Eric Schumacher (1968 - ) is an American historical novelist who currently resides in Santa Barbara, California, with his wife and two children. He was born and raised in Los Angeles and attended college at the University of San Diego.

At a very early age, Schumacher discovered his love for writing and medieval European history, as well as authors like J.R.R. Tolkien and C.S. Lewis. Those discoveries continue to fuel his imagination and influence the stories he tells. His first novel, God's Hammer, was published in 2005. Its sequel, Raven’s Feast, was published 2017. A third, yet-to-titled book, is currently in the works.

For more information, connect with him at one of these sites:

God’s Hammer

History and legend combine in the gripping tale of Hakon Haraldsson, a Christian boy who once fought for the High Seat of a Viking realm.

It is 935 A.D. and the North is in turmoil. King Harald Fairhair has died, leaving the High Seat of the realm to his murderous son, Erik Bloodaxe. To solidify his claim, Erik ruthlessly disposes of all claimants to his throne, save one: his youngest brother Hakon.

Erik's surviving enemies send a ship to Wessex, where the Christian King Athelstan is raising Hakon. Unable to avoid his fate, he returns to the Viking North to face his brother and claim his birthright, only to discover that victory will demand sacrifices beyond his wildest nightmares.

Only 0.99 on Kindle (19th - 20th April) Amazon UK only.

Raven’s Feast

It is 935 A.D. and Hakon Haraldsson has just wrested the High Seat of the North from
his ruthless brother, Erik Bloodaxe. Now, he must fight to keep it.

The land-hungry Danes are pressing from the south to test Hakon before he can solidify his rule. In the east, the Uplanders are making their own plans to seize the throne. It does not help that Hakon is committed to his dream of Christianizing his people - a dream his countrymen do not share and will fight to resist.

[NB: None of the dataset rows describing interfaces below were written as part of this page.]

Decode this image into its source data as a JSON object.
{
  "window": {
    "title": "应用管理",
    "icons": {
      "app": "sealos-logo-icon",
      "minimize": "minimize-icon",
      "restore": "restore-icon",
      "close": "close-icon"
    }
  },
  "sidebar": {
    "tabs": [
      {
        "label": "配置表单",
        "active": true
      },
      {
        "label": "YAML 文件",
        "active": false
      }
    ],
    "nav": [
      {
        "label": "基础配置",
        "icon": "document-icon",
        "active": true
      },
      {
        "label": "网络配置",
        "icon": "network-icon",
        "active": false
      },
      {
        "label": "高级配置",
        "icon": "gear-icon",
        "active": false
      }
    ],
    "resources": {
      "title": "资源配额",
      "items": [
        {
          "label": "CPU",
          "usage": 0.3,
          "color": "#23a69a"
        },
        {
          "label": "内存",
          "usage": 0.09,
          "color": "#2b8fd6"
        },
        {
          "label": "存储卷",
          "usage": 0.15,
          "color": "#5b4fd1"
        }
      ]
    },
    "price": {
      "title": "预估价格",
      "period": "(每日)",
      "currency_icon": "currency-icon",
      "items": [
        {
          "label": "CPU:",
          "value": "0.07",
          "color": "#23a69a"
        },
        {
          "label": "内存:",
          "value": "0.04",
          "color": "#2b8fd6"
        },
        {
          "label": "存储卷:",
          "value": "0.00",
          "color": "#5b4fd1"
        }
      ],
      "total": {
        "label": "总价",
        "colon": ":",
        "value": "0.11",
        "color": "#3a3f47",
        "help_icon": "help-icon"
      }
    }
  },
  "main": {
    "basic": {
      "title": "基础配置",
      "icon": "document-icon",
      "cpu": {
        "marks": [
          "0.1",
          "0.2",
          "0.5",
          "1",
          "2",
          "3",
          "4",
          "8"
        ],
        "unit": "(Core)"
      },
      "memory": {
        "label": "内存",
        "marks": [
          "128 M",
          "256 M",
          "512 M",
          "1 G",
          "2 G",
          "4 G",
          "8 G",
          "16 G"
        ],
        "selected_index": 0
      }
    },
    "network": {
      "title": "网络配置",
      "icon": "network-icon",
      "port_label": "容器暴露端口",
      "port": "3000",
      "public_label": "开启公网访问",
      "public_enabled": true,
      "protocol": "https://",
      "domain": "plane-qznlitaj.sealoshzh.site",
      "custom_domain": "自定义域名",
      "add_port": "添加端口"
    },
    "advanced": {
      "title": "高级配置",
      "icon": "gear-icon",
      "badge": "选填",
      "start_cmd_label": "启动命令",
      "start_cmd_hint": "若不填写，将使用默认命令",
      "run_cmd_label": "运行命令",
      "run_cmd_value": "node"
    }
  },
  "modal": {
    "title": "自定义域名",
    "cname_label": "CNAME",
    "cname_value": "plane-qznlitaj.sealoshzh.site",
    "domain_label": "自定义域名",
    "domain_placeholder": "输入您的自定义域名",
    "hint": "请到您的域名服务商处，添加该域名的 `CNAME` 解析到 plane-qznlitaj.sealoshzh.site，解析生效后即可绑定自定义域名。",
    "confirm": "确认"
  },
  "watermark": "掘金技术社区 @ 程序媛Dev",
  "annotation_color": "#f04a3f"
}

As his enemies move in and his realm begins to crumble, Hakon and his band of oath-sworn warriors must make a stand in Raven’s Feast, the riveting sequel to God’s Hammer.

1 comment:

See you on your next coffee break!
Take Care,
Mary Anne xxx